*** Data extract Section Begins ***

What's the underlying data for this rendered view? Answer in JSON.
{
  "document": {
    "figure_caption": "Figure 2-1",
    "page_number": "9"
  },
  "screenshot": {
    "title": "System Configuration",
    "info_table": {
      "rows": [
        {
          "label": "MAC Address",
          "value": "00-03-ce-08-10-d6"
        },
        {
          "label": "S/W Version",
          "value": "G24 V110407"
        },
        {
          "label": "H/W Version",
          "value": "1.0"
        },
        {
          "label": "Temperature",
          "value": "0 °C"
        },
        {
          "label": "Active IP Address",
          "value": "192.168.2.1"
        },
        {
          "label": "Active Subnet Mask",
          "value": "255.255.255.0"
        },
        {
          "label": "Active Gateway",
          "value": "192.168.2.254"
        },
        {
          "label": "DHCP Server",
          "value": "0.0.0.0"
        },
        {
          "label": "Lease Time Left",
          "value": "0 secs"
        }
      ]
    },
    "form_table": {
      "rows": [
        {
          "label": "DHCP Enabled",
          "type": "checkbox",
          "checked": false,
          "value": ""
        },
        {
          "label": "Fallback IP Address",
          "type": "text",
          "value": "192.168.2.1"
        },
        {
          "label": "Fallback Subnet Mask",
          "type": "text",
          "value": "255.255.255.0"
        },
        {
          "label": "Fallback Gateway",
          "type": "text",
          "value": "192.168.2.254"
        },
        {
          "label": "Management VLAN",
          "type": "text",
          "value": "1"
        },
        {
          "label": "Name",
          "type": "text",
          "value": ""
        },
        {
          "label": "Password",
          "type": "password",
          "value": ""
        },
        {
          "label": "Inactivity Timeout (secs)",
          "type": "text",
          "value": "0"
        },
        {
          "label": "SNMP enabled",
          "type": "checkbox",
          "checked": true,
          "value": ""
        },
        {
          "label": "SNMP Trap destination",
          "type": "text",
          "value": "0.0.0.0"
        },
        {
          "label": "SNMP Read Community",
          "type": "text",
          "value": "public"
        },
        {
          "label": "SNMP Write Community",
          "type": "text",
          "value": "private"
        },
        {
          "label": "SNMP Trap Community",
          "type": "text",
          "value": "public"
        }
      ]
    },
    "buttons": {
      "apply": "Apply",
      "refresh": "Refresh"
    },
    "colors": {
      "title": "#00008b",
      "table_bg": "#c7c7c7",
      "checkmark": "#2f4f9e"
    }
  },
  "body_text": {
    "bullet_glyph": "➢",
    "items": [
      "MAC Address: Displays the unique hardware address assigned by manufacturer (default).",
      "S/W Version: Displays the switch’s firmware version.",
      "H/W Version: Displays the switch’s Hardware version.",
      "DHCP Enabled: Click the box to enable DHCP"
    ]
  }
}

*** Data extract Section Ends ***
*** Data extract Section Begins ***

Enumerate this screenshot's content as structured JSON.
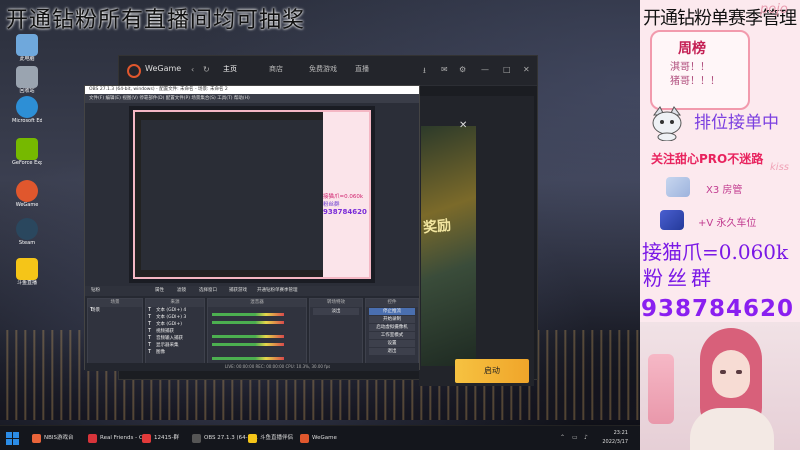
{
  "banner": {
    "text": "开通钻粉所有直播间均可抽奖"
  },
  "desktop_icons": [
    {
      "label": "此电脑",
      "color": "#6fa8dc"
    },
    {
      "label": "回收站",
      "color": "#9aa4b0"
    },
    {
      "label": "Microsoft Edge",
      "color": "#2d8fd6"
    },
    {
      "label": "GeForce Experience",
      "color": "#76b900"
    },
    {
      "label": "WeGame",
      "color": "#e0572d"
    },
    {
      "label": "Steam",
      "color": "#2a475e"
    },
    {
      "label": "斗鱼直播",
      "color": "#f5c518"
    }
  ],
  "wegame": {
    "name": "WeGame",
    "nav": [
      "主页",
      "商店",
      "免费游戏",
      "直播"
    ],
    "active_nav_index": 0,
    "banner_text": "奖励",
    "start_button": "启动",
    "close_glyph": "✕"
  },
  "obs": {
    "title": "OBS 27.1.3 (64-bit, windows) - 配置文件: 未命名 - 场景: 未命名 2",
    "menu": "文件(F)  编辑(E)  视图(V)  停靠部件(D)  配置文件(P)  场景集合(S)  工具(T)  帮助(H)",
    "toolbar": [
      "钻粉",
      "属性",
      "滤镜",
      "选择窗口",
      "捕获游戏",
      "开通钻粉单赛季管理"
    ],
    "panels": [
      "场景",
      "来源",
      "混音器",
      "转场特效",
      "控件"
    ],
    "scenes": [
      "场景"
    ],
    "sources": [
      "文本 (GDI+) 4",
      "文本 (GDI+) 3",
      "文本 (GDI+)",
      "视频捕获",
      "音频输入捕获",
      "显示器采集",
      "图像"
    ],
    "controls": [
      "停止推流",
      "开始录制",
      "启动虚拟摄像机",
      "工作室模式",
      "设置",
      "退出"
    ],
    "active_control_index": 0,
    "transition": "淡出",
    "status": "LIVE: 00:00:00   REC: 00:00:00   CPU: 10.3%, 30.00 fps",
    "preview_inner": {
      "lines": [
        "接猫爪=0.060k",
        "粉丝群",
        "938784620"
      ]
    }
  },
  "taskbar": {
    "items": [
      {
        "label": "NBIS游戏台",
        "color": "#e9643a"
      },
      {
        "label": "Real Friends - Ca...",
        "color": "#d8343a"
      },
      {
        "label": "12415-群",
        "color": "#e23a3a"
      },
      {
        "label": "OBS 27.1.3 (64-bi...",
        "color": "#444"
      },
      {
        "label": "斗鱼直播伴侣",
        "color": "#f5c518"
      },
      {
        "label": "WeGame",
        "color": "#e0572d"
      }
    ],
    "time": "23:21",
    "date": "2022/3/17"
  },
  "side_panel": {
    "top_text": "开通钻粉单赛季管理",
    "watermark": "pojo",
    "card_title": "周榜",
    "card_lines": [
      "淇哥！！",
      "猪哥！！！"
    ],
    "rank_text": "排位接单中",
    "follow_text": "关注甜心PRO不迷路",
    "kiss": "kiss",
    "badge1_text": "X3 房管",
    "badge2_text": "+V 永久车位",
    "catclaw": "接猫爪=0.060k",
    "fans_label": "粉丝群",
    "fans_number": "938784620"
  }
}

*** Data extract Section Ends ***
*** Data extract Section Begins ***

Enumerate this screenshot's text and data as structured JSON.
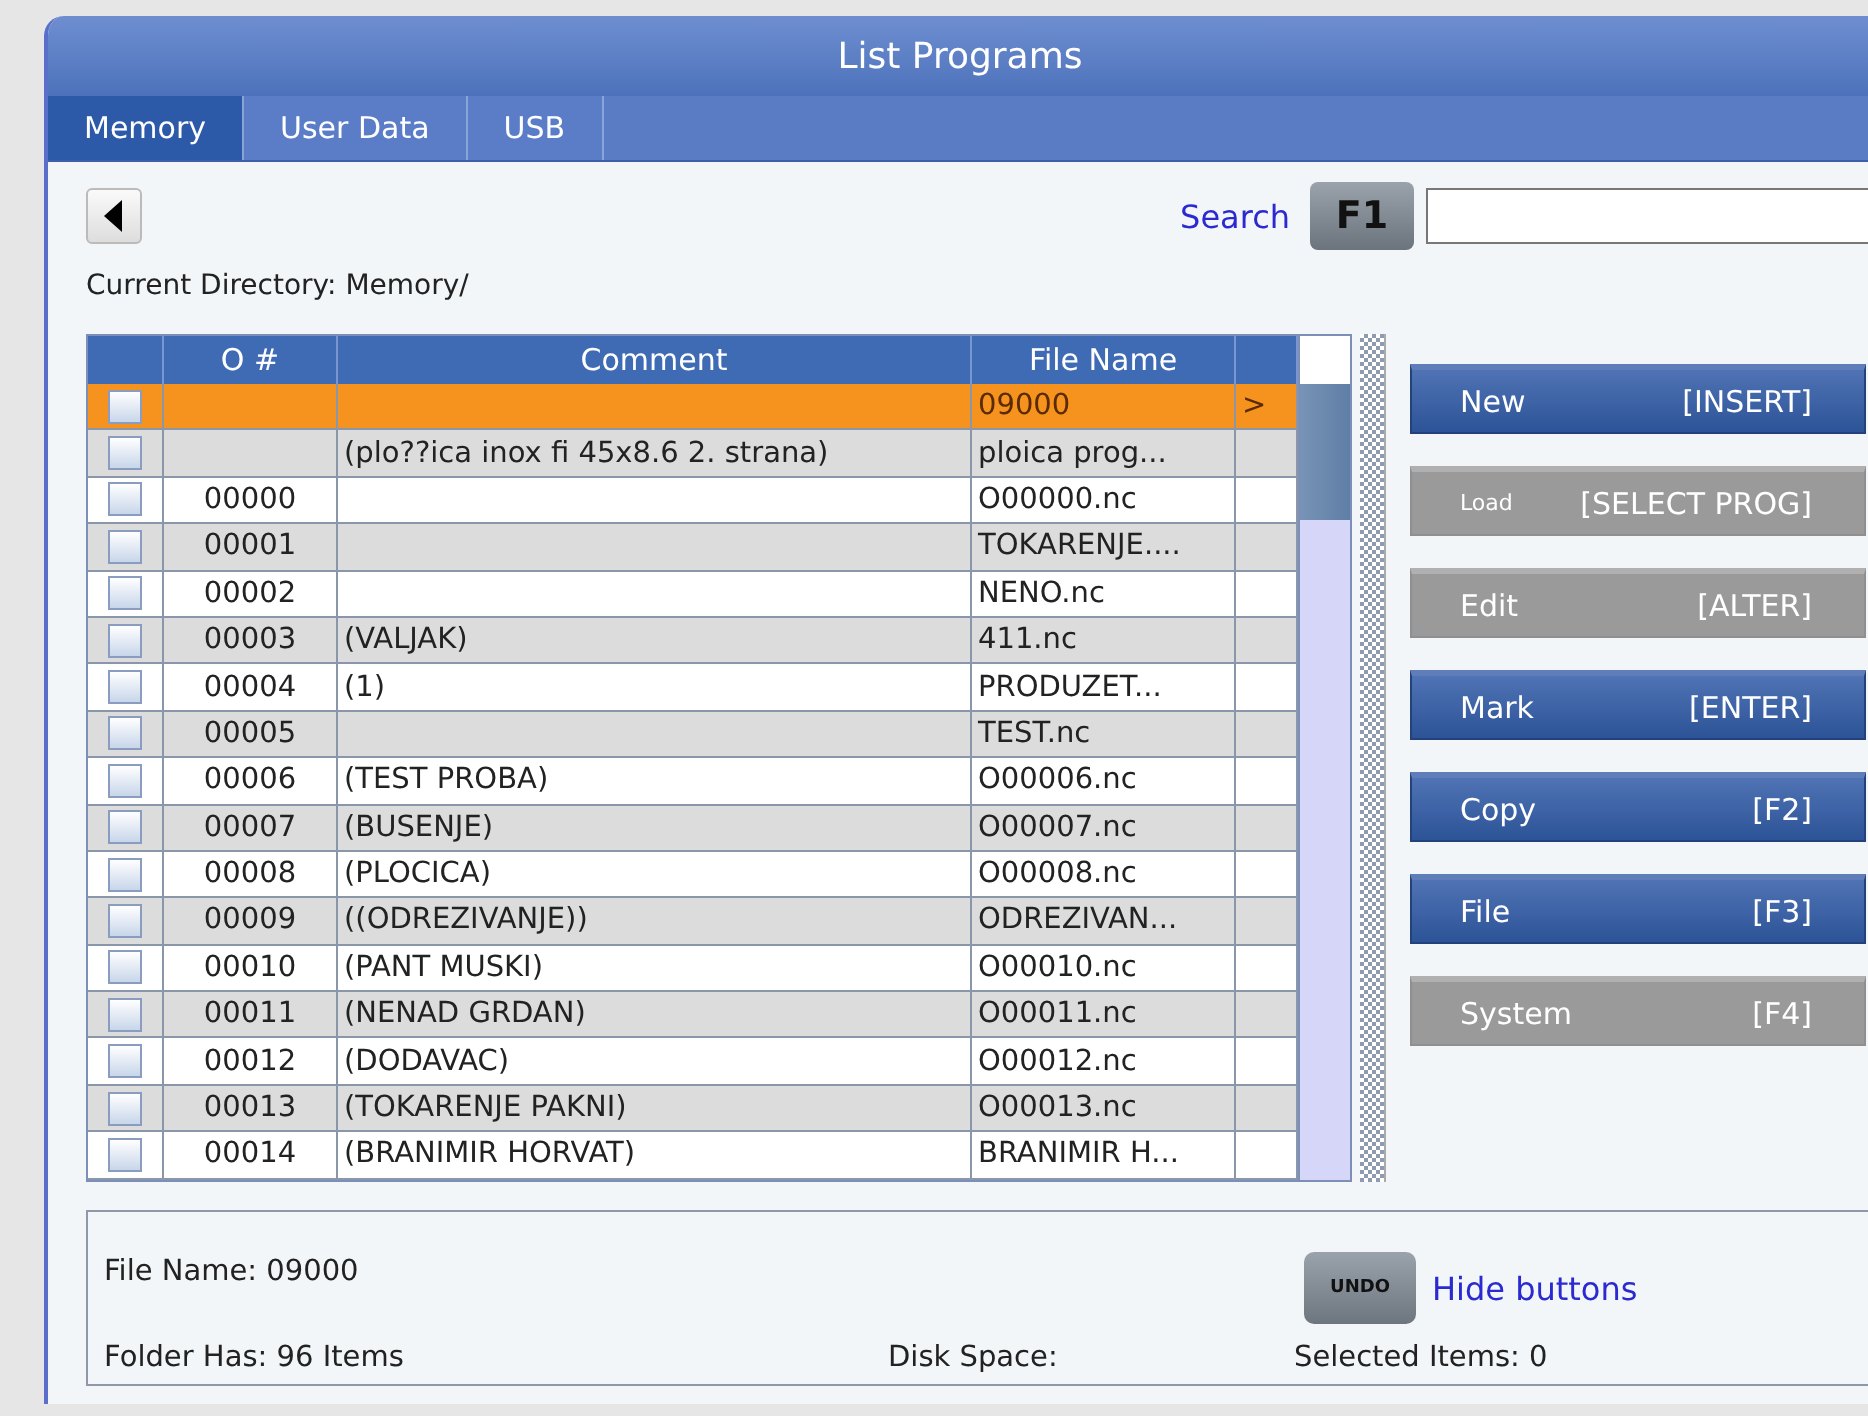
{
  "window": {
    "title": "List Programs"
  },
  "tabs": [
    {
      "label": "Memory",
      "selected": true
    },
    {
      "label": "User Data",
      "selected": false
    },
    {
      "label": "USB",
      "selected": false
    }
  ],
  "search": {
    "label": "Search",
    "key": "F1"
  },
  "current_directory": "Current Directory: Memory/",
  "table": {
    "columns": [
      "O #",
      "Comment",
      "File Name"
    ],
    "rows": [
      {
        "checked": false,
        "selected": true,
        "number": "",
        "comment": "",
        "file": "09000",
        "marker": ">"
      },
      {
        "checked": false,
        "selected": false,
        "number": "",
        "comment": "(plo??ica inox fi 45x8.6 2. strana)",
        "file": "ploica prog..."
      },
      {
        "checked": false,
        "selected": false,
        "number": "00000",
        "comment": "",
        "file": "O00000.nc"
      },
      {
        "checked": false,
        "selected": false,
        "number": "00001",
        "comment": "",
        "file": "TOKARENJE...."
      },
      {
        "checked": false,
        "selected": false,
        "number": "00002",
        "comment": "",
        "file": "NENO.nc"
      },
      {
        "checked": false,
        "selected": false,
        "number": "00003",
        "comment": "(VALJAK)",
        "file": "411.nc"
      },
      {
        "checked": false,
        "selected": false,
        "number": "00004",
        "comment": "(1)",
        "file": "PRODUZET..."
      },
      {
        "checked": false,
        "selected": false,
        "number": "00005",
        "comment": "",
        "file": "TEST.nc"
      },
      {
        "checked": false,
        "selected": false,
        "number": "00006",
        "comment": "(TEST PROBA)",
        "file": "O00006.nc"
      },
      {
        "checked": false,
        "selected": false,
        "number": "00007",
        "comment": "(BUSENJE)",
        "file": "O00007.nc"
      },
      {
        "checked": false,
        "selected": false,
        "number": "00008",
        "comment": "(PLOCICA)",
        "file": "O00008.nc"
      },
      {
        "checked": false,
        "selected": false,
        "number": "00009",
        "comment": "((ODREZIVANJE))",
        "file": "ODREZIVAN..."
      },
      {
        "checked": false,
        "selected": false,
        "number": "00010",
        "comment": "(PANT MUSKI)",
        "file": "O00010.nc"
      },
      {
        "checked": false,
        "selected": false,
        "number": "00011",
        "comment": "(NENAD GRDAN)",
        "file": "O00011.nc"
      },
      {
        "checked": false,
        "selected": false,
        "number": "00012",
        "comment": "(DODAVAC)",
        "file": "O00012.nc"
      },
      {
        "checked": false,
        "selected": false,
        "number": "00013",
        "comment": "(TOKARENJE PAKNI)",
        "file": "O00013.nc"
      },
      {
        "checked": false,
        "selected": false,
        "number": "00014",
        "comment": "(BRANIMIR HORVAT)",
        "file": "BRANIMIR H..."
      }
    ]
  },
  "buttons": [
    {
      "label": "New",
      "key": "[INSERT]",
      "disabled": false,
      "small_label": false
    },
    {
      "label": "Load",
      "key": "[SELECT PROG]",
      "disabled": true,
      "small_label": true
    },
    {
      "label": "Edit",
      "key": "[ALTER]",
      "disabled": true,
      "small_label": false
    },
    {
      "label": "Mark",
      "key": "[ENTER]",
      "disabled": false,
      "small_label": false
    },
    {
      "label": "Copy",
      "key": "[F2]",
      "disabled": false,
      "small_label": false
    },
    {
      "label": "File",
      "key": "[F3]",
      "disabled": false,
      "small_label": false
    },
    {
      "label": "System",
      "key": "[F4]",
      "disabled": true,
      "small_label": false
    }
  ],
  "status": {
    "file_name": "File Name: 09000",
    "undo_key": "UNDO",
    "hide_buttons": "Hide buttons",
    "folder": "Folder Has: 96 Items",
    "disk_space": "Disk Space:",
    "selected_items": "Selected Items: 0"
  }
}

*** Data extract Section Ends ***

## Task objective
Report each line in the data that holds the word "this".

## Result
What's the underlying data for this rendered view? Answer in JSON.
Enumerate this screenshot's content as structured JSON.
Enumerate this screenshot's text and data as structured JSON.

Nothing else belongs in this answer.